That sounded to me like an excuse to keep spending money we don't have, so I proposed a plan called "Cut, Cap and Balance" to cut current spending, cap future spending and send a Balanced Budget Amendment to the states before the debt ceiling was raised. A CNN poll showed that two-thirds of Americans supported this as a plan to stop the out-of-control borrowing and spending once and for all, but Sen. Harry Reid, D-NV, rejected it and instead cut an eleventh-hour deal with Congressional leaders and the White House.
The "deal" increased the debt ceiling by more than $2 trillion, created a super committee and scheduled automatic across-the-board spending cuts if the super committee failed. This deal was a big hit inside the beltway, but Standard & Poor's downgraded the federal government's credit rating a few days after the deal was signed into law and the Dow Jones Industrial Average dropped by 1,300 points over the next week as well.
Today, 18 months later, we have reached the debt ceiling again but the promised cuts still have not happened. The super committee failed to reach an agreement, the subsequent "automatic" cuts were postponed by Congress, America is another $2 trillion in debt and Obama is asking for another increase in the debt ceiling with no strings attached because America has to borrow more money to pay its bills.
For too long, Washington politicians in both parties have acted like irresponsible teenagers, maxing out the nation's credit cards in this vicious cycle with no plan on how to pay the bill.
In FY 2012, Washington took in $2.5 trillion and spent $3.8 trillion. That is the same as a family making $50,000 and spending $77,000, putting the remaining $27,000 on their credit card. How long could your family sustain that reckless plan?
I have been working with my colleague Rep. Paul Ryan, R-WI, and a handful of others over the past few months to build support for a plan that would once again try to end the madness. Step one in this plan would require the House and Senate to pass a budget. If they don't pass a budget, they don't get paid.
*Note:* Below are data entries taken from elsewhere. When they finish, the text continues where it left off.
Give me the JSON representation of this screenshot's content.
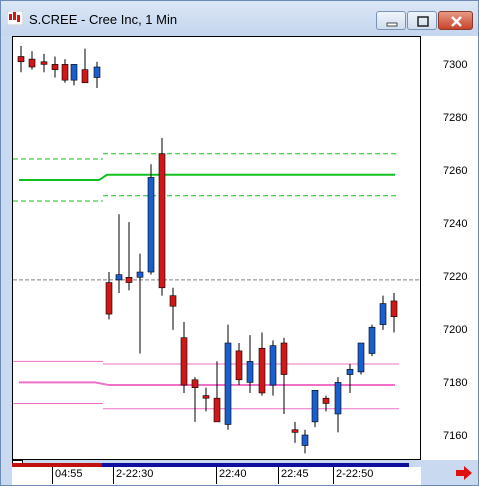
{
  "window": {
    "title": "S.CREE - Cree Inc, 1 Min"
  },
  "price_axis": {
    "labels": [
      "7300",
      "7280",
      "7260",
      "7240",
      "7220",
      "7200",
      "7180",
      "7160"
    ]
  },
  "time_axis": {
    "labels": [
      "04:55",
      "2-22:30",
      "22:40",
      "22:45",
      "2-22:50"
    ]
  },
  "colors": {
    "up": "#1a5fd0",
    "down": "#d01818",
    "green": "#10c020",
    "pink": "#f070c8",
    "gray": "#808080"
  },
  "chart_data": {
    "type": "candlestick",
    "ylim": [
      7150,
      7310
    ],
    "y_ticks": [
      7300,
      7280,
      7260,
      7240,
      7220,
      7200,
      7180,
      7160
    ],
    "candles": [
      {
        "o": 7304,
        "h": 7308,
        "l": 7298,
        "c": 7302
      },
      {
        "o": 7303,
        "h": 7306,
        "l": 7299,
        "c": 7300
      },
      {
        "o": 7302,
        "h": 7305,
        "l": 7298,
        "c": 7301
      },
      {
        "o": 7301,
        "h": 7304,
        "l": 7296,
        "c": 7299
      },
      {
        "o": 7301,
        "h": 7303,
        "l": 7294,
        "c": 7295
      },
      {
        "o": 7295,
        "h": 7300,
        "l": 7293,
        "c": 7301
      },
      {
        "o": 7299,
        "h": 7307,
        "l": 7294,
        "c": 7294
      },
      {
        "o": 7296,
        "h": 7302,
        "l": 7292,
        "c": 7300
      },
      {
        "o": 7218,
        "h": 7222,
        "l": 7204,
        "c": 7206
      },
      {
        "o": 7219,
        "h": 7244,
        "l": 7214,
        "c": 7221
      },
      {
        "o": 7220,
        "h": 7241,
        "l": 7215,
        "c": 7218
      },
      {
        "o": 7220,
        "h": 7229,
        "l": 7191,
        "c": 7222
      },
      {
        "o": 7222,
        "h": 7263,
        "l": 7221,
        "c": 7258
      },
      {
        "o": 7267,
        "h": 7273,
        "l": 7213,
        "c": 7216
      },
      {
        "o": 7213,
        "h": 7216,
        "l": 7200,
        "c": 7209
      },
      {
        "o": 7197,
        "h": 7203,
        "l": 7176,
        "c": 7179
      },
      {
        "o": 7181,
        "h": 7182,
        "l": 7165,
        "c": 7178
      },
      {
        "o": 7175,
        "h": 7178,
        "l": 7169,
        "c": 7174
      },
      {
        "o": 7174,
        "h": 7188,
        "l": 7167,
        "c": 7165
      },
      {
        "o": 7164,
        "h": 7202,
        "l": 7162,
        "c": 7195
      },
      {
        "o": 7192,
        "h": 7195,
        "l": 7179,
        "c": 7181
      },
      {
        "o": 7180,
        "h": 7198,
        "l": 7176,
        "c": 7188
      },
      {
        "o": 7193,
        "h": 7199,
        "l": 7175,
        "c": 7176
      },
      {
        "o": 7179,
        "h": 7196,
        "l": 7175,
        "c": 7194
      },
      {
        "o": 7195,
        "h": 7197,
        "l": 7168,
        "c": 7183
      },
      {
        "o": 7162,
        "h": 7165,
        "l": 7157,
        "c": 7161
      },
      {
        "o": 7156,
        "h": 7162,
        "l": 7153,
        "c": 7160
      },
      {
        "o": 7165,
        "h": 7176,
        "l": 7163,
        "c": 7177
      },
      {
        "o": 7174,
        "h": 7175,
        "l": 7169,
        "c": 7172
      },
      {
        "o": 7168,
        "h": 7182,
        "l": 7161,
        "c": 7180
      },
      {
        "o": 7183,
        "h": 7187,
        "l": 7176,
        "c": 7185
      },
      {
        "o": 7184,
        "h": 7195,
        "l": 7183,
        "c": 7195
      },
      {
        "o": 7191,
        "h": 7202,
        "l": 7190,
        "c": 7201
      },
      {
        "o": 7202,
        "h": 7213,
        "l": 7200,
        "c": 7210
      },
      {
        "o": 7211,
        "h": 7214,
        "l": 7199,
        "c": 7205
      }
    ],
    "levels": {
      "green_upper": [
        7265,
        7267
      ],
      "green_mid": [
        7257,
        7259
      ],
      "green_lower": [
        7249,
        7251
      ],
      "pink_upper": [
        7188,
        7187
      ],
      "pink_mid": [
        7180,
        7179
      ],
      "pink_lower": [
        7172,
        7170
      ],
      "gray": 7219
    }
  }
}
"No Budget, No Pay" is a common sense idea with bipartisan support. Congress already is required by federal law to pass a budget, but the current law has no teeth, allowing the Senate to go the past four years without passing a budget. Back to the household analogy, if a family made $50,000 and spent $77,000 this year, and had no plan for what to spend next year, how will they ever get their spending problem under control? We must see Washington's spending plans before we can tackle its spending problem.
Step two requires immediate spending cuts to put us on a path to balance the budget in a few years. Washington has a bad habit of promising spending cuts but never following through. Those of us fighting for fiscal responsibility often feel like Charlie Brown trying to kick the football. We get "promises" of spending cuts in exchange for tax increases, and "promises" of cuts in exchange for debt ceiling increases, but the promised cuts never happen. Lucy always pulls the football away.
This agreement would be different. Cuts must happen first before a long-term increase in the debt ceiling. Not 10 years from now, but this year.
In exchange for those two steps toward fiscal responsibility, we conservatives will agree to raise the debt ceiling for a few months to give the Senate one last chance to pass a budget.
Had we adopted the Cut, Cap and Balance plan in August 2011, we would be on track to balance the budget in a year or two. But we missed that opportunity and instead, we have $2 trillion more in debt and zero spending cuts to boot.
We cannot continue down the same road that got us in this mess. We cannot continue allowing Washington to make excuses for not tightening its belt and ending its irresponsible spending policies.
U.S. Rep. Jim Jordan serves on the House Judiciary and House Oversight and
Government Reform Committees.